Give the entries again exactly as they appear, but without the images.

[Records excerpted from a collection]
******************************
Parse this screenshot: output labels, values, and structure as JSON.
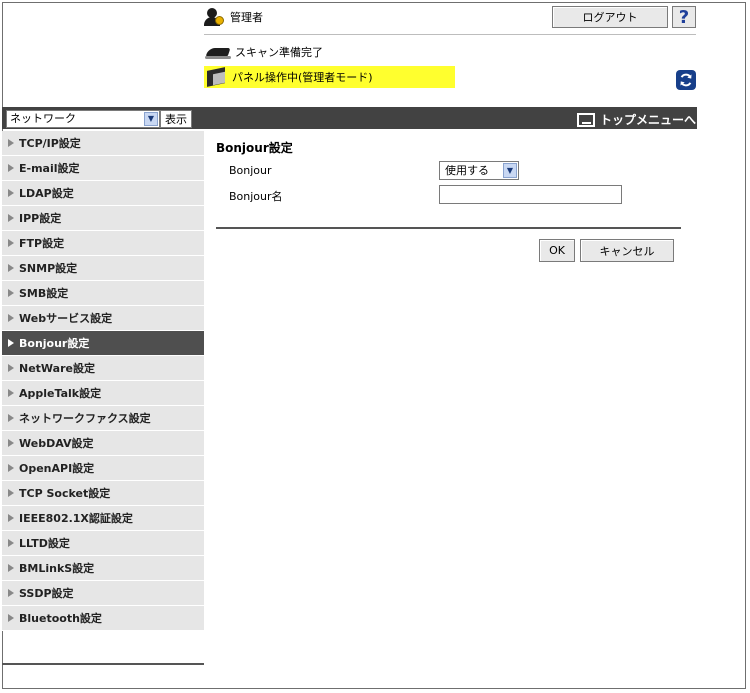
{
  "header": {
    "user_label": "管理者",
    "logout_label": "ログアウト",
    "help_label": "?",
    "status_scan": "スキャン準備完了",
    "status_panel": "パネル操作中(管理者モード)"
  },
  "toolbar": {
    "category_value": "ネットワーク",
    "display_label": "表示",
    "top_menu_label": "トップメニューへ"
  },
  "sidebar": {
    "items": [
      {
        "label": "TCP/IP設定"
      },
      {
        "label": "E-mail設定"
      },
      {
        "label": "LDAP設定"
      },
      {
        "label": "IPP設定"
      },
      {
        "label": "FTP設定"
      },
      {
        "label": "SNMP設定"
      },
      {
        "label": "SMB設定"
      },
      {
        "label": "Webサービス設定"
      },
      {
        "label": "Bonjour設定",
        "active": true
      },
      {
        "label": "NetWare設定"
      },
      {
        "label": "AppleTalk設定"
      },
      {
        "label": "ネットワークファクス設定"
      },
      {
        "label": "WebDAV設定"
      },
      {
        "label": "OpenAPI設定"
      },
      {
        "label": "TCP Socket設定"
      },
      {
        "label": "IEEE802.1X認証設定"
      },
      {
        "label": "LLTD設定"
      },
      {
        "label": "BMLinkS設定"
      },
      {
        "label": "SSDP設定"
      },
      {
        "label": "Bluetooth設定"
      }
    ]
  },
  "main": {
    "title": "Bonjour設定",
    "bonjour_label": "Bonjour",
    "bonjour_value": "使用する",
    "bonjour_name_label": "Bonjour名",
    "bonjour_name_value": "",
    "ok_label": "OK",
    "cancel_label": "キャンセル"
  },
  "colors": {
    "bar": "#424242",
    "active_item": "#4f4f4f",
    "status_highlight": "#ffff2e",
    "sidebar_bg": "#e6e6e6"
  }
}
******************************
SOLUTION FOR THIS EXERCISE
Parse this screenshot: output labels, values, and structure as JSON.
{
  "header": {
    "user_label": "管理者",
    "logout_label": "ログアウト",
    "help_label": "?",
    "status_scan": "スキャン準備完了",
    "status_panel": "パネル操作中(管理者モード)"
  },
  "toolbar": {
    "category_value": "ネットワーク",
    "display_label": "表示",
    "top_menu_label": "トップメニューへ"
  },
  "sidebar": {
    "items": [
      {
        "label": "TCP/IP設定"
      },
      {
        "label": "E-mail設定"
      },
      {
        "label": "LDAP設定"
      },
      {
        "label": "IPP設定"
      },
      {
        "label": "FTP設定"
      },
      {
        "label": "SNMP設定"
      },
      {
        "label": "SMB設定"
      },
      {
        "label": "Webサービス設定"
      },
      {
        "label": "Bonjour設定",
        "active": true
      },
      {
        "label": "NetWare設定"
      },
      {
        "label": "AppleTalk設定"
      },
      {
        "label": "ネットワークファクス設定"
      },
      {
        "label": "WebDAV設定"
      },
      {
        "label": "OpenAPI設定"
      },
      {
        "label": "TCP Socket設定"
      },
      {
        "label": "IEEE802.1X認証設定"
      },
      {
        "label": "LLTD設定"
      },
      {
        "label": "BMLinkS設定"
      },
      {
        "label": "SSDP設定"
      },
      {
        "label": "Bluetooth設定"
      }
    ]
  },
  "main": {
    "title": "Bonjour設定",
    "bonjour_label": "Bonjour",
    "bonjour_value": "使用する",
    "bonjour_name_label": "Bonjour名",
    "bonjour_name_value": "",
    "ok_label": "OK",
    "cancel_label": "キャンセル"
  },
  "colors": {
    "bar": "#424242",
    "active_item": "#4f4f4f",
    "status_highlight": "#ffff2e",
    "sidebar_bg": "#e6e6e6"
  }
}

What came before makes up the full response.